New study led by Dalhousie University finds 1/3 of Canadians are actively looking to eat less meat over next 6 months

A study finds younger generations are driving a shift away from meat consumption in Canada

A new study out Tuesday morning from Dalhousie University shows many Canadians are looking for ways to reduce or eliminate meat from their diets.

The study reveals one third of Canadians want to limit how much meat they consume over the next six months, while more than half have at least thought about it.

“The younger generations are really driving this shift away from meat consumption,” Professor in Food Distribution and Policy Sylvain Charlebois explains. “Both the Generation Z and Millennials are really reconsidering or revisiting their relationship with animal proteins in general. It’s actually quite astounding.”

A number of factors are driving the change including health, animal welfare and the environment.

“I think what’s happening is more and more consumers feel empowered by the science we know, and are trying to make a difference,” Charlebois adds.

The study was done over the course of three days in September and involved over a thousand participants.

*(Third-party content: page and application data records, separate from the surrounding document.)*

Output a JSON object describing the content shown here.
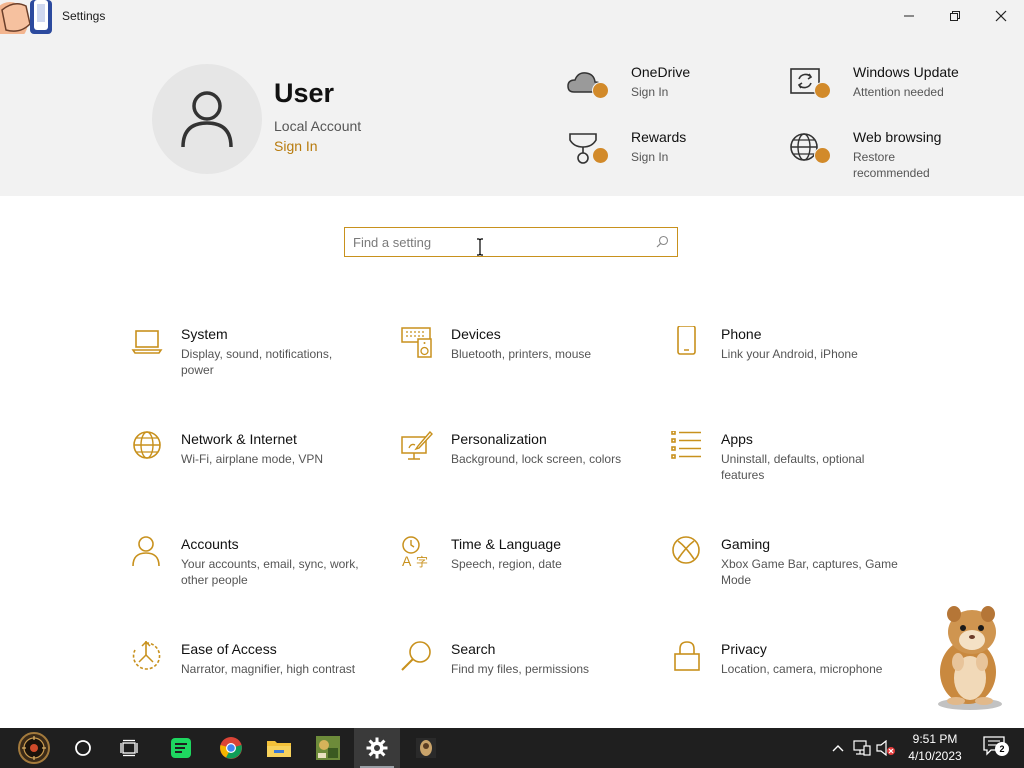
{
  "window": {
    "title": "Settings"
  },
  "header": {
    "user_name": "User",
    "account_type": "Local Account",
    "sign_in_label": "Sign In",
    "quick_items": [
      {
        "title": "OneDrive",
        "subtitle": "Sign In",
        "icon": "onedrive-cloud-icon"
      },
      {
        "title": "Windows Update",
        "subtitle": "Attention needed",
        "icon": "windows-update-icon"
      },
      {
        "title": "Rewards",
        "subtitle": "Sign In",
        "icon": "rewards-trophy-icon"
      },
      {
        "title": "Web browsing",
        "subtitle": "Restore recommended",
        "icon": "web-browsing-globe-icon"
      }
    ],
    "status_dot_color": "#d28a2a"
  },
  "search": {
    "placeholder": "Find a setting"
  },
  "categories": [
    {
      "title": "System",
      "description": "Display, sound, notifications, power",
      "icon": "laptop-icon"
    },
    {
      "title": "Devices",
      "description": "Bluetooth, printers, mouse",
      "icon": "keyboard-speaker-icon"
    },
    {
      "title": "Phone",
      "description": "Link your Android, iPhone",
      "icon": "phone-icon"
    },
    {
      "title": "Network & Internet",
      "description": "Wi-Fi, airplane mode, VPN",
      "icon": "globe-icon"
    },
    {
      "title": "Personalization",
      "description": "Background, lock screen, colors",
      "icon": "paint-brush-icon"
    },
    {
      "title": "Apps",
      "description": "Uninstall, defaults, optional features",
      "icon": "apps-list-icon"
    },
    {
      "title": "Accounts",
      "description": "Your accounts, email, sync, work, other people",
      "icon": "person-icon"
    },
    {
      "title": "Time & Language",
      "description": "Speech, region, date",
      "icon": "time-language-icon"
    },
    {
      "title": "Gaming",
      "description": "Xbox Game Bar, captures, Game Mode",
      "icon": "xbox-icon"
    },
    {
      "title": "Ease of Access",
      "description": "Narrator, magnifier, high contrast",
      "icon": "ease-of-access-icon"
    },
    {
      "title": "Search",
      "description": "Find my files, permissions",
      "icon": "magnifier-icon"
    },
    {
      "title": "Privacy",
      "description": "Location, camera, microphone",
      "icon": "lock-icon"
    }
  ],
  "accent_color": "#c8911d",
  "taskbar": {
    "time": "9:51 PM",
    "date": "4/10/2023",
    "notification_count": "2"
  }
}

It also finds 42 per cent of so-called flexitarians — described as part-time vegetarians who enjoy meat from time-to-time — are from the “boomer” generation.

Charlebois says the results will help with understanding how Canadians view protein consumption and how it can affect their lives in the future.